The centres of the stars forming the short limb of the cross shall be on a line intersecting the vertical limb at an angle of 82 therewith, and rising from near the lower fly corner of the Union Jack towards the upper fly corner of the ensign, its point of intersection with the vertical line being distant from the centre of the uppermost star of the cross twelve-sixtieths of the hoist of the ensign.

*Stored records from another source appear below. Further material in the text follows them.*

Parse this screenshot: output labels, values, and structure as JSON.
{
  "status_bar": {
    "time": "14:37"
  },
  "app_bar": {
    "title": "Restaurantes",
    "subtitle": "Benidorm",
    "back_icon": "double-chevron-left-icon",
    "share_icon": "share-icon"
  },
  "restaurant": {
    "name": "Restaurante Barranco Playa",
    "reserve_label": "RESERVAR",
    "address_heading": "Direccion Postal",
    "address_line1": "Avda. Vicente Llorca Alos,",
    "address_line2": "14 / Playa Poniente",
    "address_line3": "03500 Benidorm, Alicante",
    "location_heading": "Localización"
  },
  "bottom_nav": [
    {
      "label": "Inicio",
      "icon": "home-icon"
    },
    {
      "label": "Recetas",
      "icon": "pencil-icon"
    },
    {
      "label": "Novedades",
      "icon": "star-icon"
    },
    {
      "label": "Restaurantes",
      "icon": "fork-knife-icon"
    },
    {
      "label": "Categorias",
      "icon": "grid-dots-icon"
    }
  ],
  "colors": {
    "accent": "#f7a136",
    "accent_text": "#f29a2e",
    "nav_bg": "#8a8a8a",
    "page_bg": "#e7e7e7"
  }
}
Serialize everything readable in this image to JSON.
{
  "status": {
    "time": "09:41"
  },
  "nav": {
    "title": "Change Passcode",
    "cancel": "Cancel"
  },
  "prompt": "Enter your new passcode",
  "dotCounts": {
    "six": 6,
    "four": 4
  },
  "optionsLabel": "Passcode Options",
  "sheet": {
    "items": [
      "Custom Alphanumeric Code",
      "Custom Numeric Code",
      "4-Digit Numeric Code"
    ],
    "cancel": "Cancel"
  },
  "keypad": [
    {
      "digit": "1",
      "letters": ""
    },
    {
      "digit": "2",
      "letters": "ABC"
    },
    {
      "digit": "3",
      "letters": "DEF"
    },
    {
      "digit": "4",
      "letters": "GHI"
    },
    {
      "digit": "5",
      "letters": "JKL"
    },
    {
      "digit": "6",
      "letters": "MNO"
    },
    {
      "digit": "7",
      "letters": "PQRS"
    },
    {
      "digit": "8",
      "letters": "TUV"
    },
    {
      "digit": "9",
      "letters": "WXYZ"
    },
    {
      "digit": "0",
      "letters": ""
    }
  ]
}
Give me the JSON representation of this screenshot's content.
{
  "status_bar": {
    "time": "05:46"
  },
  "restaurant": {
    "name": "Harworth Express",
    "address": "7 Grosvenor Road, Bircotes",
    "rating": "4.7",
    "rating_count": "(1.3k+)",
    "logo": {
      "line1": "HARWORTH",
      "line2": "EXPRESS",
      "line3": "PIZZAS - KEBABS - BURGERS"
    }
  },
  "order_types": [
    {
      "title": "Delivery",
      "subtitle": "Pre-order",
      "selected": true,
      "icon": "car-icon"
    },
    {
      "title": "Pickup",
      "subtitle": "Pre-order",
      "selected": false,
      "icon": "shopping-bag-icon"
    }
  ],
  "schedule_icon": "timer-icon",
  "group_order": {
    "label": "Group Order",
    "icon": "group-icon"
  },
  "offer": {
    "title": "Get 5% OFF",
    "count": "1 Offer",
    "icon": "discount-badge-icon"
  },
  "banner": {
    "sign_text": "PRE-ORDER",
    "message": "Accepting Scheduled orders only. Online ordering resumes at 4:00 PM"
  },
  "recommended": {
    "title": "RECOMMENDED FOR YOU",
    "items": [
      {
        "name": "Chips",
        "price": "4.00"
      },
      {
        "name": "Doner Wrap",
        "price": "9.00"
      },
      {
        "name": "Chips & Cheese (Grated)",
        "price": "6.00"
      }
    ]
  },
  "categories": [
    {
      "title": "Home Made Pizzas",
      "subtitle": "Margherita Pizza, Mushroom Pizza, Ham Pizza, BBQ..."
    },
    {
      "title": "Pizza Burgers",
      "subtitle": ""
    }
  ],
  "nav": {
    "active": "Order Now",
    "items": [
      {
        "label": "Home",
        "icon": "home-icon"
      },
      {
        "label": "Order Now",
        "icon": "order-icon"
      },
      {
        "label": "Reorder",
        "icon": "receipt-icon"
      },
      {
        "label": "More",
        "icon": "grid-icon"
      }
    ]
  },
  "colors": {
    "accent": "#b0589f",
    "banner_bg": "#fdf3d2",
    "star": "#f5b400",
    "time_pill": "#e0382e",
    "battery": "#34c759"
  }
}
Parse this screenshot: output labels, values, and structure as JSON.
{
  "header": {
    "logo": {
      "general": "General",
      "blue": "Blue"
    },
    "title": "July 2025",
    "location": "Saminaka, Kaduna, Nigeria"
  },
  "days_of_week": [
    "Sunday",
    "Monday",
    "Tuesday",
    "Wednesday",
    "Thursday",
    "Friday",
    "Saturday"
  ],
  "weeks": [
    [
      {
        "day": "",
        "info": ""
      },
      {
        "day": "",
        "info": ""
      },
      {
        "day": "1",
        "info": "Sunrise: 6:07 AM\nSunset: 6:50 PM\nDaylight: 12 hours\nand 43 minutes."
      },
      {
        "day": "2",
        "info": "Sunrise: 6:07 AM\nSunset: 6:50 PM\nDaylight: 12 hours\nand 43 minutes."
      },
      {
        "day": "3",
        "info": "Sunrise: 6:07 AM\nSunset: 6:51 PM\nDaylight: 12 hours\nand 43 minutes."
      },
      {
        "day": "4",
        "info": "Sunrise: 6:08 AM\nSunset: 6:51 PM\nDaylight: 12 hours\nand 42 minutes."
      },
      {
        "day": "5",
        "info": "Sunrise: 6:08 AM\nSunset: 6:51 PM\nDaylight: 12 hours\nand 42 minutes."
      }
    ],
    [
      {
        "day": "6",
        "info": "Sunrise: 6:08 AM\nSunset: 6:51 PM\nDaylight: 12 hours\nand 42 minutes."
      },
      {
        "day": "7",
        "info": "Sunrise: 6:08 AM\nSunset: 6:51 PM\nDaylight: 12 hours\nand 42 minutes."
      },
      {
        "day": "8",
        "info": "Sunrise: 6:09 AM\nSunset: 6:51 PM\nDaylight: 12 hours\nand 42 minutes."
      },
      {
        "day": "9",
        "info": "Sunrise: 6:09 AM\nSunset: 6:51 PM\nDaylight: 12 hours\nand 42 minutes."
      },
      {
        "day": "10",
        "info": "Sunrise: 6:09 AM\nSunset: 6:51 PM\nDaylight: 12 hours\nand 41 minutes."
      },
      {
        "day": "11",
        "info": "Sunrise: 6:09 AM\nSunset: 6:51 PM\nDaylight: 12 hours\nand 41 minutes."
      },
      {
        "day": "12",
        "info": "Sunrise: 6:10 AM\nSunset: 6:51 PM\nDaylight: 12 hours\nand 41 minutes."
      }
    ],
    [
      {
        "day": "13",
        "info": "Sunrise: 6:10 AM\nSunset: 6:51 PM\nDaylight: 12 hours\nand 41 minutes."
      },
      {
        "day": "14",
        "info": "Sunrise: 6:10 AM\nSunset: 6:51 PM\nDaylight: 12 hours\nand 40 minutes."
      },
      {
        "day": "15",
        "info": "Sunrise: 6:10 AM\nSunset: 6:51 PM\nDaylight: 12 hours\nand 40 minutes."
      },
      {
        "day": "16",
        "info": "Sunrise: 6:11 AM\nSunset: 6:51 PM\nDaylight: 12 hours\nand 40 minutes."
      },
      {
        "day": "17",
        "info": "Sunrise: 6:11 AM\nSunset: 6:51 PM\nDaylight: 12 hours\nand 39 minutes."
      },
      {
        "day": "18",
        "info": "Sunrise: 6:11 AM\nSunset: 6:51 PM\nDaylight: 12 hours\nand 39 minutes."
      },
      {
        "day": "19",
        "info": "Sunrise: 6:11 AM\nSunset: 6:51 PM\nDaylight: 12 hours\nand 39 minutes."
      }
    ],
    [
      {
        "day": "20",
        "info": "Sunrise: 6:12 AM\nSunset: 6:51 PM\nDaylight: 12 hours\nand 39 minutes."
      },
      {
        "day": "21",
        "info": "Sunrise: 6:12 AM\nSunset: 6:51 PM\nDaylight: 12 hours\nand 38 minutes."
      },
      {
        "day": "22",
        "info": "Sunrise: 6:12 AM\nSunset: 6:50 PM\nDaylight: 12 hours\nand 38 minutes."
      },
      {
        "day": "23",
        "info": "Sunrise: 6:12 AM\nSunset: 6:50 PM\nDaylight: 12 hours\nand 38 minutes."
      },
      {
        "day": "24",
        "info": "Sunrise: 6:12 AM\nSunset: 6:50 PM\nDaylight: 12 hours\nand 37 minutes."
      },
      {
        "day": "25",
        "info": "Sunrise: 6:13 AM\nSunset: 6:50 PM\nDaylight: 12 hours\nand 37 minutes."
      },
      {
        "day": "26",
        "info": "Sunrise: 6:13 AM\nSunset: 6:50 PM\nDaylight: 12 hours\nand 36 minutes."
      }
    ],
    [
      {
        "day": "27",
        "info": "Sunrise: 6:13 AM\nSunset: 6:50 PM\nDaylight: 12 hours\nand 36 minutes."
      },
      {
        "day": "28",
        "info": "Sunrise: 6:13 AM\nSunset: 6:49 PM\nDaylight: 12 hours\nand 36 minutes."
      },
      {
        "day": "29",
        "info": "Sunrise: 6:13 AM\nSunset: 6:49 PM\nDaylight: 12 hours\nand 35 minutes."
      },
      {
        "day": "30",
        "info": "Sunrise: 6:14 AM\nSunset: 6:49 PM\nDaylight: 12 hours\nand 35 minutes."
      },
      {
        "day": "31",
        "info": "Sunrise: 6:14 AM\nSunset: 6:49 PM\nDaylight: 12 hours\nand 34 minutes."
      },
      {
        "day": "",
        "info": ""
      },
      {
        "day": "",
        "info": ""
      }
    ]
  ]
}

The distance of the centre of the star nearest the outer edge of the fly from the point of intersection shall be equal to twelve-sixtieths of the hoist of the ensign, and the distance of the centre of the star nearest the Union Jack from the point of intersection shall be equal to fourteen-sixtieths of the hoist of the ensign.
The star nearest the fly edge of the ensign shall measure five-sixtieths, the star at the top of the cross and that nearest to the Union Jack shall each measure six-sixtieths, and the star at the bottom of the cross shall measure seven-sixtieths of the hoist of the ensign across their respective red points, and the width of the white borders to the several stars shall in all cases be equal to one one-hundred-and-twentieth of the hoist of the ensign.
Dylan Crawfoot, 24 August 1999, quoting from New Zealand’s Government flag page
In ‘The New Zealand Ensign’, produced by the Historical Publications Branch
of the Department of Internal Affairs, 1965, W.A.Glue wrote, “Twelve preferred
the flag already used by the Church Missionary Society at the Bay of Islands”
and then added this footnote:
“Some writers have claimed that the four stars represented the Southern Cross. James Laurenson, an industrious and painstaking researcher, does not accept this: ‘A lot has been written that out early New Zealand flag had the Southern Cross Stars. That is wrong. They were the stars of England, heraldic and religious stars, and each point has a deep meaning.’ Letter dated 25 July 1940 (rough copy – punctuation has been added).”
David Prothero, 18 October 2012
Traditionally the New Zealand flag was specified as "Navy Blue" and
this would correspond to PMS 281 or PMS 282. However, I note that the French Pavillons Album states the shade of blue to be PMS 287 - a lighter shade than
PMS 280. My personal observations have been that normally, a well produced New
Zealand flag has the same shade of blue colour as an Australian flag, or if
there is a difference the New Zealand blue is typically darker than the
The 1989 edition of BR20 "Flags of all Nations" Change 5 defined "Navy Blue" as PMS 282C and "Royal Blue" as PMS 280C. I note that Graham Bartram's "British Flags and Emblems" defines the Union Jack blue as PMS280.
Ralph Kelly, 18 October 2010
The protocol manual for the London 2012 Olympics (Flags
and Anthems Manual London 2012) provides recommendations for national flag
designs. Each NOC was sent an image of the flag, including the PMS shades, for
their approval by LOCOG. Once this was obtained, LOCOG produced a 60 x 90 cm
version of the flag for further approval. So, while these specs may not be the
official, government, version of each flag, they are certainly what the NOC
believed the flag to be.
For New Zealand, PMS 186 red, 280 blue. The vertical flag is the horizontal version reversed and turned 90 degrees anti-clockwise
Ian Sumner, 11 October 2012